Sule Pagoda is also a pretty important pagoda in Burmese culture, and it’s located in the middle of a roundabout. I’m not sure why it’s so important, it seemed rather small.
Maybe it’s famous because it’s right near the tourist district, where all the hotels are? In any case, the pagoda is a rather dull. In fact, the most remarkable feature is that given its smallness, at each of its four entrances, there is a booth charging admission – but only to foreigners. This kind of thing just annoys me, the whole hose-the-foreigners mentality. Sure, there are some things that only foreigners buy, and I don’t mind paying a bit extra for those, but if I’m doing the same thing a local might do, there’s no reason for it to cost extra!
Combined with the lack of anything interesting in Sule pagoda, the entire thing just left a bad taste in my mouth. Sure, it’s not a huge admission cost, but it’s the principle that matters.
Like Sule and Shwedagon, this is a pay-to-enter pagoda for foreigners, but I managed to wander in through a side entrance. The pagoda itself seemed ordinary enough, but it seemed to have a food giveaway for the new year.
You could also enter the inner sanctum (very crowded, very golden), and see an alter holding a couple strands of Buddha’s hair, overflowing with monetary donations.

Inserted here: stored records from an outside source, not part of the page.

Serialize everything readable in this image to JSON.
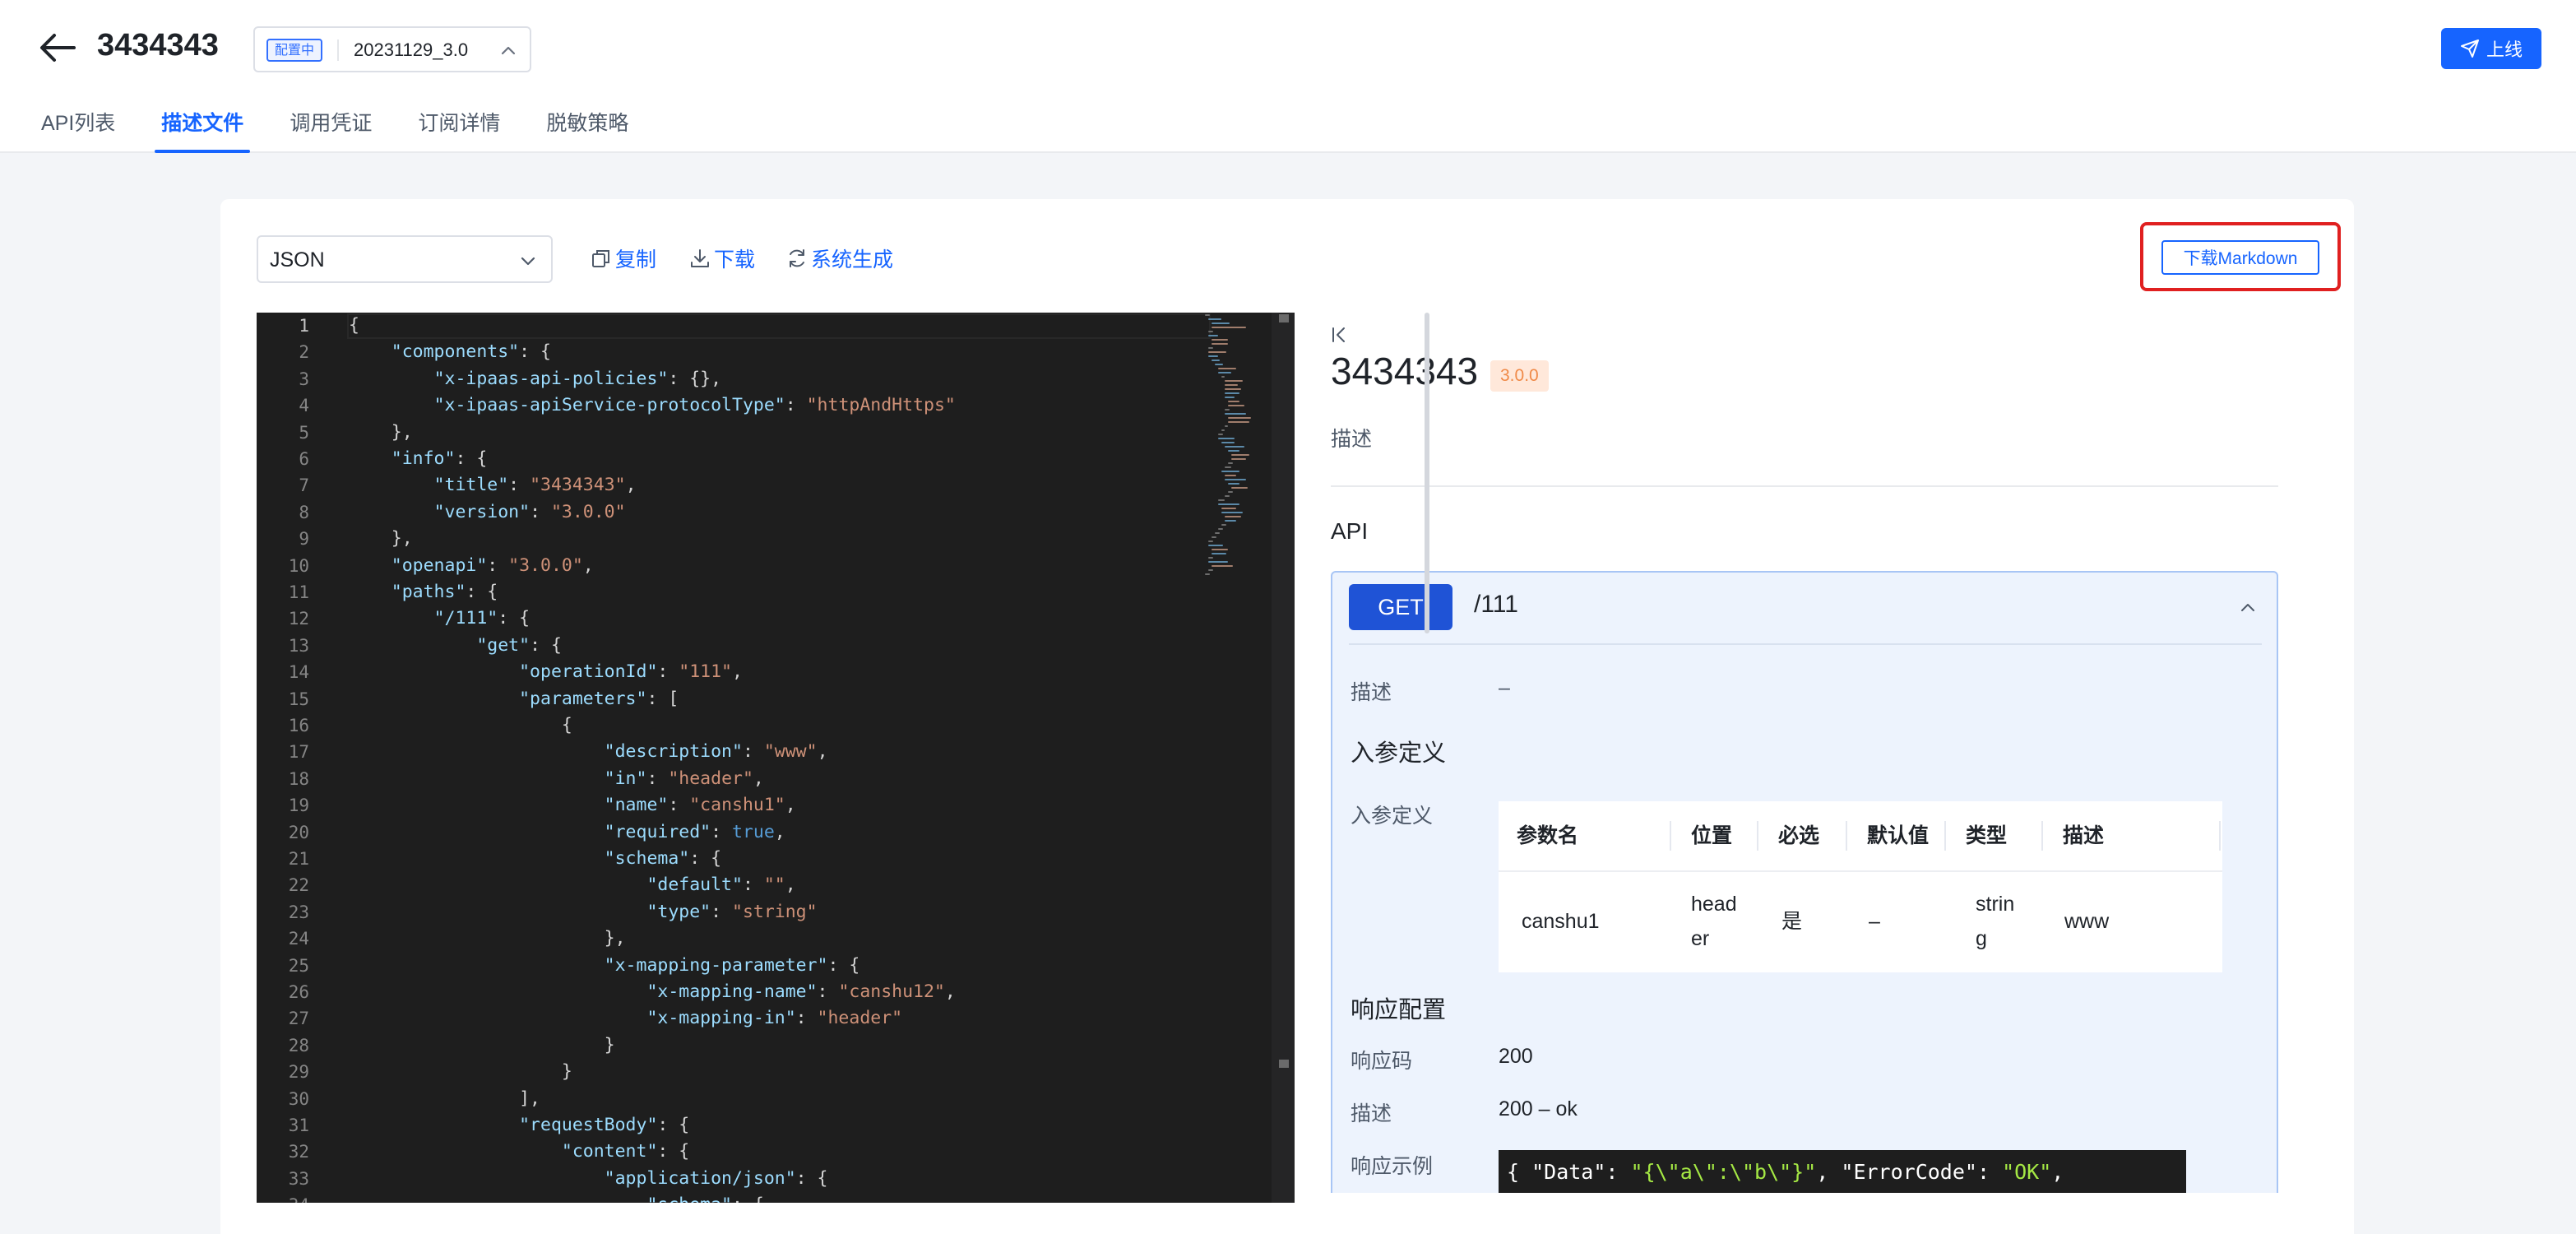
{
  "header": {
    "title": "3434343",
    "version": {
      "status_tag": "配置中",
      "value": "20231129_3.0"
    },
    "online_button": "上线"
  },
  "tabs": [
    {
      "label": "API列表",
      "active": false
    },
    {
      "label": "描述文件",
      "active": true
    },
    {
      "label": "调用凭证",
      "active": false
    },
    {
      "label": "订阅详情",
      "active": false
    },
    {
      "label": "脱敏策略",
      "active": false
    }
  ],
  "toolbar": {
    "format_value": "JSON",
    "copy_label": "复制",
    "download_label": "下载",
    "generate_label": "系统生成",
    "download_markdown_label": "下载Markdown"
  },
  "editor": {
    "lines": [
      "{",
      "    \"components\": {",
      "        \"x-ipaas-api-policies\": {},",
      "        \"x-ipaas-apiService-protocolType\": \"httpAndHttps\"",
      "    },",
      "    \"info\": {",
      "        \"title\": \"3434343\",",
      "        \"version\": \"3.0.0\"",
      "    },",
      "    \"openapi\": \"3.0.0\",",
      "    \"paths\": {",
      "        \"/111\": {",
      "            \"get\": {",
      "                \"operationId\": \"111\",",
      "                \"parameters\": [",
      "                    {",
      "                        \"description\": \"www\",",
      "                        \"in\": \"header\",",
      "                        \"name\": \"canshu1\",",
      "                        \"required\": true,",
      "                        \"schema\": {",
      "                            \"default\": \"\",",
      "                            \"type\": \"string\"",
      "                        },",
      "                        \"x-mapping-parameter\": {",
      "                            \"x-mapping-name\": \"canshu12\",",
      "                            \"x-mapping-in\": \"header\"",
      "                        }",
      "                    }",
      "                ],",
      "                \"requestBody\": {",
      "                    \"content\": {",
      "                        \"application/json\": {",
      "                            \"schema\": {"
    ]
  },
  "preview": {
    "title": "3434343",
    "version_badge": "3.0.0",
    "description": "描述",
    "api_section": "API",
    "api": {
      "method": "GET",
      "path": "/111",
      "desc_label": "描述",
      "desc_value": "–",
      "params_heading": "入参定义",
      "params_label": "入参定义",
      "table_headers": [
        "参数名",
        "位置",
        "必选",
        "默认值",
        "类型",
        "描述"
      ],
      "table_row": {
        "name": "canshu1",
        "in_line1": "head",
        "in_line2": "er",
        "required": "是",
        "default": "–",
        "type_line1": "strin",
        "type_line2": "g",
        "desc": "www"
      },
      "response_heading": "响应配置",
      "code_label": "响应码",
      "code_value": "200",
      "resp_desc_label": "描述",
      "resp_desc_value": "200 – ok",
      "example_label": "响应示例",
      "example": {
        "p1": "{ \"Data\": ",
        "v1": "\"{\\\"a\\\":\\\"b\\\"}\"",
        "p2": ", \"ErrorCode\": ",
        "v2": "\"OK\"",
        "p3": ","
      }
    }
  },
  "colors": {
    "primary": "#1664ff",
    "highlight_border": "#e02020",
    "get_badge": "#1f53d6",
    "version_badge_bg": "#ffe8da",
    "version_badge_text": "#f08a48",
    "editor_bg": "#1e1e1e"
  }
}
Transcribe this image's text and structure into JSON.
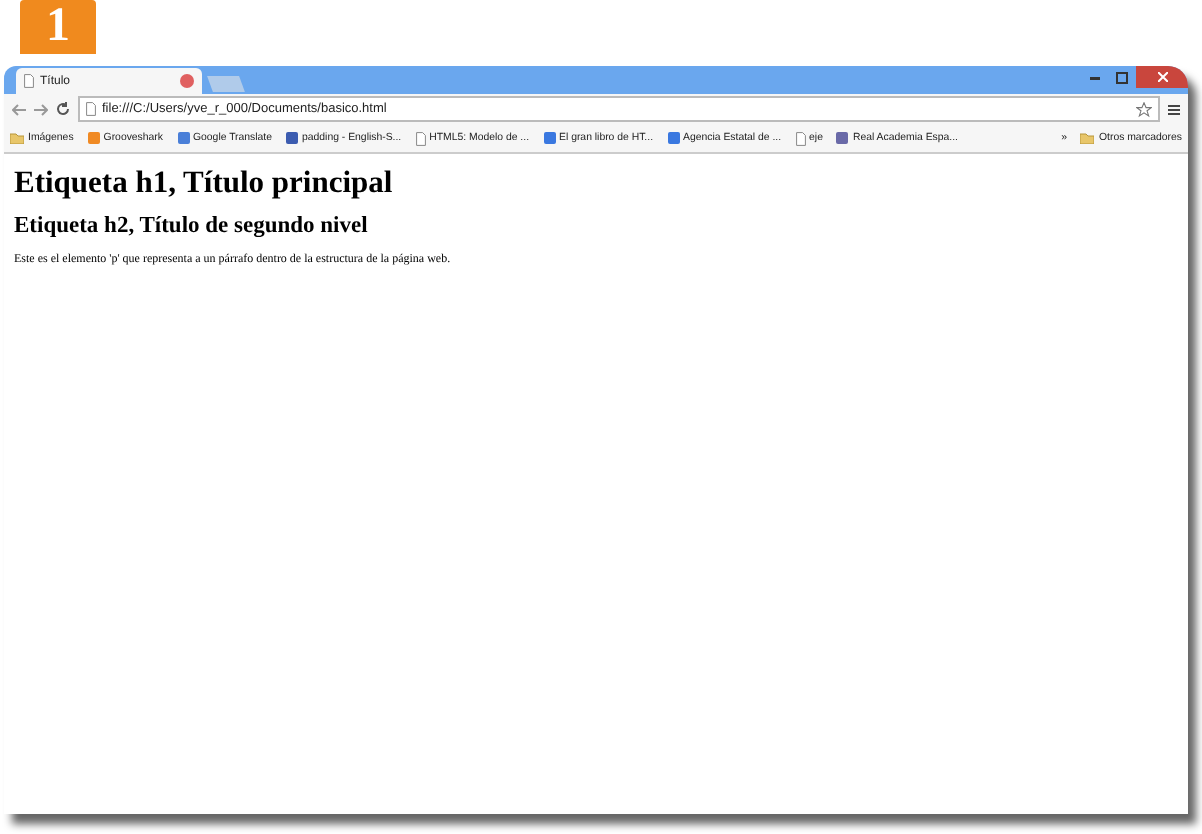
{
  "badge": "1",
  "tab": {
    "title": "Título",
    "selected": true
  },
  "address": "file:///C:/Users/yve_r_000/Documents/basico.html",
  "bookmarks": [
    {
      "kind": "folder",
      "label": "Imágenes"
    },
    {
      "kind": "site",
      "label": "Grooveshark",
      "color": "#f08a24"
    },
    {
      "kind": "site",
      "label": "Google Translate",
      "color": "#4a7fd8"
    },
    {
      "kind": "site",
      "label": "padding - English-S...",
      "color": "#3c5cb0"
    },
    {
      "kind": "page",
      "label": "HTML5: Modelo de ..."
    },
    {
      "kind": "site",
      "label": "El gran libro de HT...",
      "color": "#3a78e0"
    },
    {
      "kind": "site",
      "label": "Agencia Estatal de ...",
      "color": "#3a78e0"
    },
    {
      "kind": "page",
      "label": "eje"
    },
    {
      "kind": "site",
      "label": "Real Academia Espa...",
      "color": "#6a6aa8"
    }
  ],
  "overflow": "»",
  "other_bookmarks": "Otros marcadores",
  "h1": "Etiqueta h1, Título principal",
  "h2": "Etiqueta h2, Título de segundo nivel",
  "paragraph": "Este es el elemento 'p' que representa a un párrafo dentro de la estructura de la página web."
}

The circular train, as its name implies, is a train track that goes around Yangon, from the city to the countryside and back again, in a little over 2 hours. The train station itself is also pretty cool, it’s got a classic feel to it, like how I’d expect a train station to look a century ago.
The ride itself is quite tranquil – once you leave Yangon train station, you enter the suburbs very quickly. Multistory buildings quickly disappear, to be replaced with fields and forest, small villages and shantytowns, abandoned buildings and empty expanses.
And of course, on the last stretch, just as the train is pulling back into Yangon station, it breaks down. I, as well as most of the other riders, simply hop off, and walk the rest of the way. A regular day in Myanmar, I guess?
Bogyoke Market is the main merchandise market of Yangon, but is somewhat lackluster compared to its compatriots in Vietnam, Thailand, or even Laos.
Kandawgyi Lake Park is a very nice park (admission charged, with foreigners paying slightly more) right in the center of Yangon, kind of like Central park in NYC. There’s not much lawn for walking around, but it’s a very nice stroll around the lake:
Curiously, the golden boat-like structure is a restaurant!
Bits and bobs:
– Monks were to be seen all over Yangon – walking around, collecting donations, even performing a blessing ceremony!
– Since Myanmar is right next to India, there’s a strong Indian food influences – I had some pretty good curry here, and ate with my hands for the first time! It was pleasantly enjoyable! Random street food was also delicious in Yangon – at night, people just bring out pre-cooked pots of food, and sell it economy rice style.